EXERCISE: All entries must be given again exactly as written.

RECORDS FOR THE TASK:
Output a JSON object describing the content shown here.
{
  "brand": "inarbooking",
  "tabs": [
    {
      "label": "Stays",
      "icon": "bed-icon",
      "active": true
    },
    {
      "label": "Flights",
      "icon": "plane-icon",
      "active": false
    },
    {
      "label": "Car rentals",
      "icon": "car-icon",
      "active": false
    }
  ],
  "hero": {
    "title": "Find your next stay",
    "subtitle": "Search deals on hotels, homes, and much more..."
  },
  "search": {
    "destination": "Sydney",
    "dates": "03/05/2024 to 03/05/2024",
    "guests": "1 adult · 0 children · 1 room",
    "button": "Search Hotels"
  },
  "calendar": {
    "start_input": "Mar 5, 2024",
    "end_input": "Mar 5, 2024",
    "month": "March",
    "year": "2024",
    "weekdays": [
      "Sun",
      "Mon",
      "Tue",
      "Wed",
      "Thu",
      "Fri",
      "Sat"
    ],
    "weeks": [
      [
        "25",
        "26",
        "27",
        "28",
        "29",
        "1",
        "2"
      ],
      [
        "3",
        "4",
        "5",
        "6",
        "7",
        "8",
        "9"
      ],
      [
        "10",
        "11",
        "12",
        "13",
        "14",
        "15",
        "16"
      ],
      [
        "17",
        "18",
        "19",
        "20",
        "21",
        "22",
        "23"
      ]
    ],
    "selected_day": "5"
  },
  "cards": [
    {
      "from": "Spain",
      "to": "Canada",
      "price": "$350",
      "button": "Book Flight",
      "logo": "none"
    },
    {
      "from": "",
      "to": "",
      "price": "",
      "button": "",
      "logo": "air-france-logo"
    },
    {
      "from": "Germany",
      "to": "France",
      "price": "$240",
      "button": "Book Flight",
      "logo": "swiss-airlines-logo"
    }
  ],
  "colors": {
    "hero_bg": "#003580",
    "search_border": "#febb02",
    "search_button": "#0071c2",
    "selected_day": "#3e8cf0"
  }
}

TASK RESPONSE:
Output a JSON object describing the content shown here.
{
  "brand": "inarbooking",
  "tabs": [
    {
      "label": "Stays",
      "icon": "bed-icon",
      "active": true
    },
    {
      "label": "Flights",
      "icon": "plane-icon",
      "active": false
    },
    {
      "label": "Car rentals",
      "icon": "car-icon",
      "active": false
    }
  ],
  "hero": {
    "title": "Find your next stay",
    "subtitle": "Search deals on hotels, homes, and much more..."
  },
  "search": {
    "destination": "Sydney",
    "dates": "03/05/2024 to 03/05/2024",
    "guests": "1 adult · 0 children · 1 room",
    "button": "Search Hotels"
  },
  "calendar": {
    "start_input": "Mar 5, 2024",
    "end_input": "Mar 5, 2024",
    "month": "March",
    "year": "2024",
    "weekdays": [
      "Sun",
      "Mon",
      "Tue",
      "Wed",
      "Thu",
      "Fri",
      "Sat"
    ],
    "weeks": [
      [
        "25",
        "26",
        "27",
        "28",
        "29",
        "1",
        "2"
      ],
      [
        "3",
        "4",
        "5",
        "6",
        "7",
        "8",
        "9"
      ],
      [
        "10",
        "11",
        "12",
        "13",
        "14",
        "15",
        "16"
      ],
      [
        "17",
        "18",
        "19",
        "20",
        "21",
        "22",
        "23"
      ]
    ],
    "selected_day": "5"
  },
  "cards": [
    {
      "from": "Spain",
      "to": "Canada",
      "price": "$350",
      "button": "Book Flight",
      "logo": "none"
    },
    {
      "from": "",
      "to": "",
      "price": "",
      "button": "",
      "logo": "air-france-logo"
    },
    {
      "from": "Germany",
      "to": "France",
      "price": "$240",
      "button": "Book Flight",
      "logo": "swiss-airlines-logo"
    }
  ],
  "colors": {
    "hero_bg": "#003580",
    "search_border": "#febb02",
    "search_button": "#0071c2",
    "selected_day": "#3e8cf0"
  }
}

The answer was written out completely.